=== Your task ===
Reproduce the entries beneath exactly, without their images.

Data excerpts
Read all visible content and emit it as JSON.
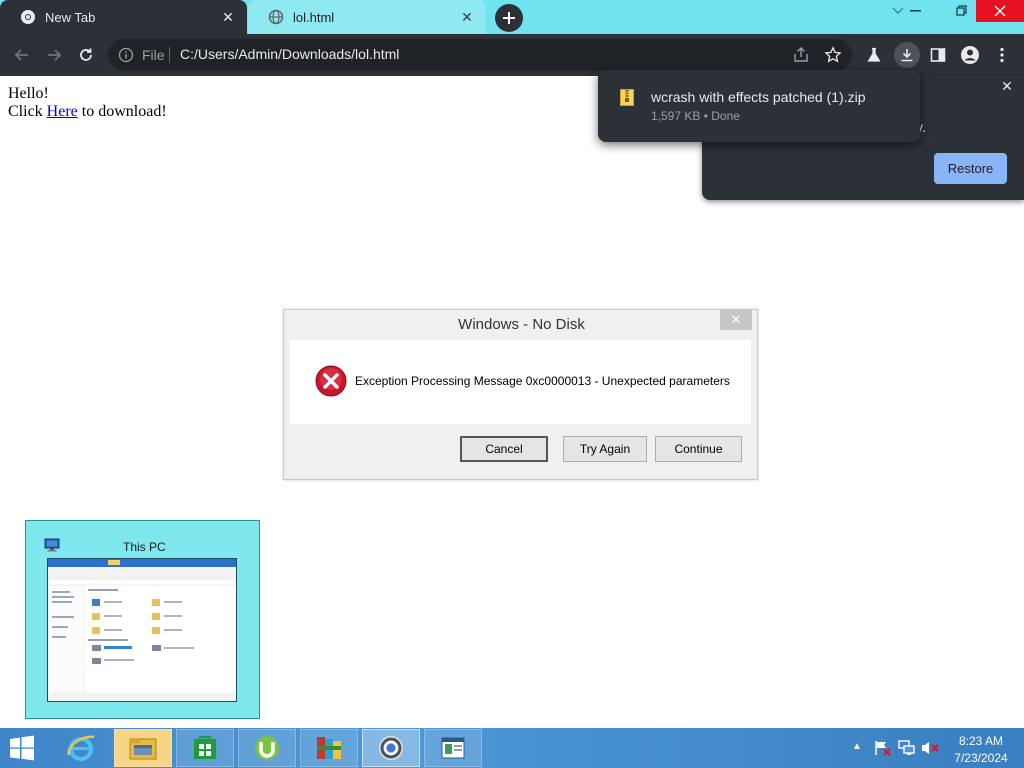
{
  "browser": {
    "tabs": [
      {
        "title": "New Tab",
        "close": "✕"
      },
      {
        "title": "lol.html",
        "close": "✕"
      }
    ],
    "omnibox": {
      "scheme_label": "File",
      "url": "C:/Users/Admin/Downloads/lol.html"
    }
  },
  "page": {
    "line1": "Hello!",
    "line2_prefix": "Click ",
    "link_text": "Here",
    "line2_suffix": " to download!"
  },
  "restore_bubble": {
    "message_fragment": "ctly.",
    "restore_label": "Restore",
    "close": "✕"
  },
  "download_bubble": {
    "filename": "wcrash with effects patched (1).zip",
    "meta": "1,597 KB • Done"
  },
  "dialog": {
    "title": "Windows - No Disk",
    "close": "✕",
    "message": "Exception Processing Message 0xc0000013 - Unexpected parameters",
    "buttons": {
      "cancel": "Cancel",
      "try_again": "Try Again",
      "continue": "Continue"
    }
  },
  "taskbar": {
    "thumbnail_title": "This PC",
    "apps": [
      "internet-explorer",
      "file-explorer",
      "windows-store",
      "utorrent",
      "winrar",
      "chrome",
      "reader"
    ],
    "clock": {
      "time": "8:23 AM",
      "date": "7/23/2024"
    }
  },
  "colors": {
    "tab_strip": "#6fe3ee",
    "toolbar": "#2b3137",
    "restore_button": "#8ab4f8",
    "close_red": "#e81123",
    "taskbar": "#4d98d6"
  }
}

=== Solution for this problem ===
Read all visible content and emit it as JSON.
{
  "browser": {
    "tabs": [
      {
        "title": "New Tab",
        "close": "✕"
      },
      {
        "title": "lol.html",
        "close": "✕"
      }
    ],
    "omnibox": {
      "scheme_label": "File",
      "url": "C:/Users/Admin/Downloads/lol.html"
    }
  },
  "page": {
    "line1": "Hello!",
    "line2_prefix": "Click ",
    "link_text": "Here",
    "line2_suffix": " to download!"
  },
  "restore_bubble": {
    "message_fragment": "ctly.",
    "restore_label": "Restore",
    "close": "✕"
  },
  "download_bubble": {
    "filename": "wcrash with effects patched (1).zip",
    "meta": "1,597 KB • Done"
  },
  "dialog": {
    "title": "Windows - No Disk",
    "close": "✕",
    "message": "Exception Processing Message 0xc0000013 - Unexpected parameters",
    "buttons": {
      "cancel": "Cancel",
      "try_again": "Try Again",
      "continue": "Continue"
    }
  },
  "taskbar": {
    "thumbnail_title": "This PC",
    "apps": [
      "internet-explorer",
      "file-explorer",
      "windows-store",
      "utorrent",
      "winrar",
      "chrome",
      "reader"
    ],
    "clock": {
      "time": "8:23 AM",
      "date": "7/23/2024"
    }
  },
  "colors": {
    "tab_strip": "#6fe3ee",
    "toolbar": "#2b3137",
    "restore_button": "#8ab4f8",
    "close_red": "#e81123",
    "taskbar": "#4d98d6"
  }
}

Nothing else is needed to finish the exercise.